• DIRECTIONS: For the data below, count the lines that have the string "this" and state that number by itself.

• Items from an interface collection:
=== Begin Enclosure ===

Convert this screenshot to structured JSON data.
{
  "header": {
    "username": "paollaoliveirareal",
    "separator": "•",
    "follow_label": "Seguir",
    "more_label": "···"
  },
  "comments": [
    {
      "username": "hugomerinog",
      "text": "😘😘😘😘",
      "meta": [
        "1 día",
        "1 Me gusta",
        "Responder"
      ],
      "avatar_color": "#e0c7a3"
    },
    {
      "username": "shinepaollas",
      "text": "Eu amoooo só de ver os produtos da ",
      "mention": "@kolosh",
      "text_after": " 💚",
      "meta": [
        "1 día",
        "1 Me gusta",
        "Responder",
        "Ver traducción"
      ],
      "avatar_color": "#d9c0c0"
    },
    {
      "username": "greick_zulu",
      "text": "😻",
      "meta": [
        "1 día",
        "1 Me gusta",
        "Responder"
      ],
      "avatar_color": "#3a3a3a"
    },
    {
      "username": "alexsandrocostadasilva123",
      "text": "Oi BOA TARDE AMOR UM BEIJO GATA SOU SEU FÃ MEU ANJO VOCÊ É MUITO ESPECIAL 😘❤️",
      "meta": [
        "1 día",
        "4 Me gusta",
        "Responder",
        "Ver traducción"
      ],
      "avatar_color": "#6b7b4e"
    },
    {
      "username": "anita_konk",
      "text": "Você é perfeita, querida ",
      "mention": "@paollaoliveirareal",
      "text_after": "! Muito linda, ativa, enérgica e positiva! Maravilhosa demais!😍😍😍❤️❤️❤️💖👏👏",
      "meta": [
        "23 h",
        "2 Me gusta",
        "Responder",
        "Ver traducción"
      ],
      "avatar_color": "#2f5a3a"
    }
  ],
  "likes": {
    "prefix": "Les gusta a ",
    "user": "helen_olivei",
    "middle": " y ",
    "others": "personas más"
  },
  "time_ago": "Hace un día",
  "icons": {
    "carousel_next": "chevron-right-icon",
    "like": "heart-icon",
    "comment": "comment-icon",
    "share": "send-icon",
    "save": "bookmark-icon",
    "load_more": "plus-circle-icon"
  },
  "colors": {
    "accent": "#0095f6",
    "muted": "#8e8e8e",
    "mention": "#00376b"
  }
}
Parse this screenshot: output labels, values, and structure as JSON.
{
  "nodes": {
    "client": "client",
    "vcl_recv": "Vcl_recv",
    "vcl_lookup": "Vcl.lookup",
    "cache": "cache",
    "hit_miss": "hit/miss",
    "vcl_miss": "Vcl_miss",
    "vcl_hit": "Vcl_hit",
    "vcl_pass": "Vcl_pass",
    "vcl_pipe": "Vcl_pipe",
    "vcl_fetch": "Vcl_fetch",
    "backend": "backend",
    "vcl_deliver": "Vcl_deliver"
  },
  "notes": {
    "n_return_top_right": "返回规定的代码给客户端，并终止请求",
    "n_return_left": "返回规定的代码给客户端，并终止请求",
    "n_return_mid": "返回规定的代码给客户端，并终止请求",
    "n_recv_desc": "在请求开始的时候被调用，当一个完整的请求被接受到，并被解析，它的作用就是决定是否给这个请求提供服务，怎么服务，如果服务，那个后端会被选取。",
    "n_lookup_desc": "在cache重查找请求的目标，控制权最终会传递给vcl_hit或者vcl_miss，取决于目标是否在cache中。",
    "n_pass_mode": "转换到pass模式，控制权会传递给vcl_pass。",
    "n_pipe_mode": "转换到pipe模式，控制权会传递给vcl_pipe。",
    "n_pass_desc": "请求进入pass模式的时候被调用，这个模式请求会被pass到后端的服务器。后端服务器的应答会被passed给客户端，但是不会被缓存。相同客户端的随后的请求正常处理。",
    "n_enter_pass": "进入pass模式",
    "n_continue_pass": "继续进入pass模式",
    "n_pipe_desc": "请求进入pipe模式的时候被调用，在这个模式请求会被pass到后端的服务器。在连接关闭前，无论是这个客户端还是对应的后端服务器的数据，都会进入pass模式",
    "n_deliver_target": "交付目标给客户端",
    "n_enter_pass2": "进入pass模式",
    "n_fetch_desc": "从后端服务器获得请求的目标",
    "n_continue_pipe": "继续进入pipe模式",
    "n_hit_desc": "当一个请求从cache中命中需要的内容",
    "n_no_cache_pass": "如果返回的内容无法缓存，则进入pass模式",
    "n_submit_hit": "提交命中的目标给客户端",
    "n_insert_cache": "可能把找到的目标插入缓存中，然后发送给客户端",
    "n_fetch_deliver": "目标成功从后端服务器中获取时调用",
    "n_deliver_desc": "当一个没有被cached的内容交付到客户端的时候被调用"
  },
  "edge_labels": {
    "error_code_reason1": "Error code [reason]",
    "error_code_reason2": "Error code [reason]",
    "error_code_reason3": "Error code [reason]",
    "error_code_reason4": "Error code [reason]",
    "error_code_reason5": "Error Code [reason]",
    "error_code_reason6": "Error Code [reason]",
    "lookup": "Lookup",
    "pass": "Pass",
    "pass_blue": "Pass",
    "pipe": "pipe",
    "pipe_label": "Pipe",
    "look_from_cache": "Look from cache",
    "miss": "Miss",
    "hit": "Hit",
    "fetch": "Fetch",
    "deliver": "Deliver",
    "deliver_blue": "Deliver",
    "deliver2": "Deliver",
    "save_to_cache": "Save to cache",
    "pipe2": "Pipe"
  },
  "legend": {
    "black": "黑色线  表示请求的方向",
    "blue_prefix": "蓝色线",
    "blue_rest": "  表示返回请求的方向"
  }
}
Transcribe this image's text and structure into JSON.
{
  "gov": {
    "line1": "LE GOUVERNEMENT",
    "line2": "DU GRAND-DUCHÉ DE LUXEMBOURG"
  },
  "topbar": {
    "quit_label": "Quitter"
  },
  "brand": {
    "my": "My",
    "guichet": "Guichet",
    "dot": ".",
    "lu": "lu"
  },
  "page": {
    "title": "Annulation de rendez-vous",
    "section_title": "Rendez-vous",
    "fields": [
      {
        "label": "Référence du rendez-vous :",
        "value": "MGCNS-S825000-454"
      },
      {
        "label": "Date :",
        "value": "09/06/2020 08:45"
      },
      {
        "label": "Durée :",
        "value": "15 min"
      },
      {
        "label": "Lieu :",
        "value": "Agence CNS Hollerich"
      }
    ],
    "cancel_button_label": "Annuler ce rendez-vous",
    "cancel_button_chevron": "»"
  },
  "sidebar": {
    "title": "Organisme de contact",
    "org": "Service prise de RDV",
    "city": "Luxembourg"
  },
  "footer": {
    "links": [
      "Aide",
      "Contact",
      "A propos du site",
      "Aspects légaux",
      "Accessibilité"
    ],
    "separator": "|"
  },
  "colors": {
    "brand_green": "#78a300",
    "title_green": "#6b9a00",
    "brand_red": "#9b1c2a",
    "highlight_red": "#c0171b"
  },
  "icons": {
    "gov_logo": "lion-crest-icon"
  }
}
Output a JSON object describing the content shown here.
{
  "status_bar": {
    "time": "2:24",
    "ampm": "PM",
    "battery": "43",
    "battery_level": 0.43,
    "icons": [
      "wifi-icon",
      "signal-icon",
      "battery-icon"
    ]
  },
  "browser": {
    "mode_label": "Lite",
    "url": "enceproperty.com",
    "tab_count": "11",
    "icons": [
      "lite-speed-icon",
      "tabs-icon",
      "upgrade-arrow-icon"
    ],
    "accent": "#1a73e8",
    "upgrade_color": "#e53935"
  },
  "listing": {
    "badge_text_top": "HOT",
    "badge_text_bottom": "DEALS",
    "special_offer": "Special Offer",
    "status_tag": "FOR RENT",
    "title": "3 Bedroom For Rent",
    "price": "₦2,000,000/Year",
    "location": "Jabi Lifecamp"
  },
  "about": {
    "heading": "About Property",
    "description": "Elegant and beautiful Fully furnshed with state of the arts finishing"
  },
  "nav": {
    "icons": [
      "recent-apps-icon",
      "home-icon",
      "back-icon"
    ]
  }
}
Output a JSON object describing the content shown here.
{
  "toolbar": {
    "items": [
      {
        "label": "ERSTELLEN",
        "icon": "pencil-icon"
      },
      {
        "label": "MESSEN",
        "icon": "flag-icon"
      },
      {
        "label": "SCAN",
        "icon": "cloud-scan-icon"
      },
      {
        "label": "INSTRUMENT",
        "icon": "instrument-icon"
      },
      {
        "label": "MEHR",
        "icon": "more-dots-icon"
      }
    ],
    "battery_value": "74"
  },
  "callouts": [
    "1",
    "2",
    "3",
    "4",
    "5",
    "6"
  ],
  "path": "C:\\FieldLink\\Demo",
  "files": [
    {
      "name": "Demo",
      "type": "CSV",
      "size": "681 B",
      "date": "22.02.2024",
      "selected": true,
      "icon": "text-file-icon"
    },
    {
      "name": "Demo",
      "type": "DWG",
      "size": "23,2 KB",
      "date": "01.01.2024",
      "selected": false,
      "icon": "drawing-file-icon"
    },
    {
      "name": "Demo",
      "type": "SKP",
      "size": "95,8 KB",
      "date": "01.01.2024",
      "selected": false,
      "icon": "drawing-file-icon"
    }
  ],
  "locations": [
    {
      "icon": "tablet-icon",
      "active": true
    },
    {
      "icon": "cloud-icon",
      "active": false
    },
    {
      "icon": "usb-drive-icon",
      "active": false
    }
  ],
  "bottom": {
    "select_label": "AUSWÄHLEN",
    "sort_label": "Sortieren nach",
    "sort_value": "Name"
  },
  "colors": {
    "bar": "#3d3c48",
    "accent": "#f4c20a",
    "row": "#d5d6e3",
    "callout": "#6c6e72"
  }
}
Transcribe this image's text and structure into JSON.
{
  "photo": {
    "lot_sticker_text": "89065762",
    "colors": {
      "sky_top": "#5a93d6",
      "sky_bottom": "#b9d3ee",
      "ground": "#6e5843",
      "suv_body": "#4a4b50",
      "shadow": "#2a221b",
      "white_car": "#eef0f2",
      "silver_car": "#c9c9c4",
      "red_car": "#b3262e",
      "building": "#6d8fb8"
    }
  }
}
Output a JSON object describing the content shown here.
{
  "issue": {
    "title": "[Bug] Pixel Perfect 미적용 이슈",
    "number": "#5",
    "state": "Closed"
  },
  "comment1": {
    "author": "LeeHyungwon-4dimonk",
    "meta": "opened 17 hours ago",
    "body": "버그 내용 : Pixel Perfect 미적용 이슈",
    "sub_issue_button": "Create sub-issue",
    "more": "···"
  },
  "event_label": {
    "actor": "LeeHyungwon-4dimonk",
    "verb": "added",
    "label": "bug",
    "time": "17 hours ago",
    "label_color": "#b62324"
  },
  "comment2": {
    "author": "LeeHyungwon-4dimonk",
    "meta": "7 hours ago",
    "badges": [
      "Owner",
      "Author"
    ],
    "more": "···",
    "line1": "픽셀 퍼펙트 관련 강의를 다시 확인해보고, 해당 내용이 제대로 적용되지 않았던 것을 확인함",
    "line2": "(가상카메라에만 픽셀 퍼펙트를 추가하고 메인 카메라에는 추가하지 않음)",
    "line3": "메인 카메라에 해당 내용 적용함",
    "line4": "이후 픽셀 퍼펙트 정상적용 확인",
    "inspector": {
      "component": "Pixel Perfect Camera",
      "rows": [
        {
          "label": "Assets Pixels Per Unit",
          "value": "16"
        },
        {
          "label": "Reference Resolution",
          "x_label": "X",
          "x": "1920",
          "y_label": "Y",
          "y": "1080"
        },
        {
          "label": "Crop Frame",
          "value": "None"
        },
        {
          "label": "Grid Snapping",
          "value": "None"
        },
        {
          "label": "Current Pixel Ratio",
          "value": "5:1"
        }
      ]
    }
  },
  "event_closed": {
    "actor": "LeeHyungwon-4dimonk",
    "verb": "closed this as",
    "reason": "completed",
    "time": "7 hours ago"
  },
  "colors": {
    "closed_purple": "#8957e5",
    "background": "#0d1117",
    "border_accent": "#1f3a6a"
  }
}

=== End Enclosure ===

• RESULT BELOW: 5